Supplied data ::
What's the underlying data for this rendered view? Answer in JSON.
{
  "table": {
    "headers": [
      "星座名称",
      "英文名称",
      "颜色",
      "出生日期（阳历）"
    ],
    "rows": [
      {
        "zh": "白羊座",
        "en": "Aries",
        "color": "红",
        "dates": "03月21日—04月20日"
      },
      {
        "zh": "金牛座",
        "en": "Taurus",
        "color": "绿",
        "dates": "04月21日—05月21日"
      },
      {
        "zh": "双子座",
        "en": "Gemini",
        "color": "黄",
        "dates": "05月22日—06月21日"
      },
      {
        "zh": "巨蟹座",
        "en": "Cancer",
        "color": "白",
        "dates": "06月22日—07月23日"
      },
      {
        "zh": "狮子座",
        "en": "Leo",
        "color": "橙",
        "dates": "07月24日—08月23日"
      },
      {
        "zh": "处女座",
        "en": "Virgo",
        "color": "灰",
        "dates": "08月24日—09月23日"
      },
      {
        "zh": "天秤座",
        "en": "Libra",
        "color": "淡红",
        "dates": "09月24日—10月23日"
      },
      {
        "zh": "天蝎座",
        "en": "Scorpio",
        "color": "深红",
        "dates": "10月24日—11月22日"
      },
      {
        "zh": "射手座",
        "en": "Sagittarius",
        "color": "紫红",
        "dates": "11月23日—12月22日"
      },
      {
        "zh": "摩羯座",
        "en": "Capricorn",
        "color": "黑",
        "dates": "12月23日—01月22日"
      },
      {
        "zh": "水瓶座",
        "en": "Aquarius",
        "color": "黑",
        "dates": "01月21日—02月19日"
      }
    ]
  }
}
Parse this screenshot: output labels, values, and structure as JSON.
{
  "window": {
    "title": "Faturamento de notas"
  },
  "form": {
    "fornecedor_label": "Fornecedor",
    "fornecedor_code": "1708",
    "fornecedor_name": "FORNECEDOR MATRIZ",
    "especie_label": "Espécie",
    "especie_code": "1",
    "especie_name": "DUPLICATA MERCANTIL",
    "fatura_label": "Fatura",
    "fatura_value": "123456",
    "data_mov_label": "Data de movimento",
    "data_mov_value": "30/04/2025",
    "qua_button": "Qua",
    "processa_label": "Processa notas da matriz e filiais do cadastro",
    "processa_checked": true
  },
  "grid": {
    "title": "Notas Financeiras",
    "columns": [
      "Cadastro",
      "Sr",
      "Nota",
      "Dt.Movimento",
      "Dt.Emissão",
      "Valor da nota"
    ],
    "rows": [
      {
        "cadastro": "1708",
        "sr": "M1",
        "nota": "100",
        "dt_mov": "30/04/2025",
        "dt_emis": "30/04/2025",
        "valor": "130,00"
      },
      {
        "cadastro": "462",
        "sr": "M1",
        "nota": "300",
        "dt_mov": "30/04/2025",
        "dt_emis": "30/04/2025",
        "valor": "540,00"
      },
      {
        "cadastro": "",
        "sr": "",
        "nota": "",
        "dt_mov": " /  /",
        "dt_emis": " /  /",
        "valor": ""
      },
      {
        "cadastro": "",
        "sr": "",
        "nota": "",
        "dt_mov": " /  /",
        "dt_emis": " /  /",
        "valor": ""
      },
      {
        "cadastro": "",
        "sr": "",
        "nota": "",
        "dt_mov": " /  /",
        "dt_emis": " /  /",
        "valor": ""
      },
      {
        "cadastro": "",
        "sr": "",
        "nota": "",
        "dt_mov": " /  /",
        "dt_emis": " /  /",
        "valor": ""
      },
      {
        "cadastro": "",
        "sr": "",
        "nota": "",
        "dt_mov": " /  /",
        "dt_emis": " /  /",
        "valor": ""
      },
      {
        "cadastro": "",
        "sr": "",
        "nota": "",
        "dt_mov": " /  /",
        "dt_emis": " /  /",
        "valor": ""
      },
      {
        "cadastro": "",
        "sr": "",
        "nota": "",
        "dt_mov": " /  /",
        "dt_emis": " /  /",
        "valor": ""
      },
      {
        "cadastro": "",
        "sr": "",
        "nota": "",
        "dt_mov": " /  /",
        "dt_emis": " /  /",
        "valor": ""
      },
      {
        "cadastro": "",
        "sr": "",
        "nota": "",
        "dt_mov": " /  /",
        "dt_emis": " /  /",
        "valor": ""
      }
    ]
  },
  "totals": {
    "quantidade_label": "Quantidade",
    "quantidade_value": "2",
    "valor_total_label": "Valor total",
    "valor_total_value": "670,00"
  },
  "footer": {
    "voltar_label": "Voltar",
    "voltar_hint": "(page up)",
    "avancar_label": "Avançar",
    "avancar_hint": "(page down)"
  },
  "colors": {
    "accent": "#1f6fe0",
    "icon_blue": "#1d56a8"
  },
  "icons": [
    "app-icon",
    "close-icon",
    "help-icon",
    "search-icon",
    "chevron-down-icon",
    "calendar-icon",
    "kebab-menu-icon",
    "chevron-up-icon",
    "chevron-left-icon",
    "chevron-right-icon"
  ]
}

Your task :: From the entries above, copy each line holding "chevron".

Your response ::
    "chevron-down-icon",
    "chevron-up-icon",
    "chevron-left-icon",
    "chevron-right-icon"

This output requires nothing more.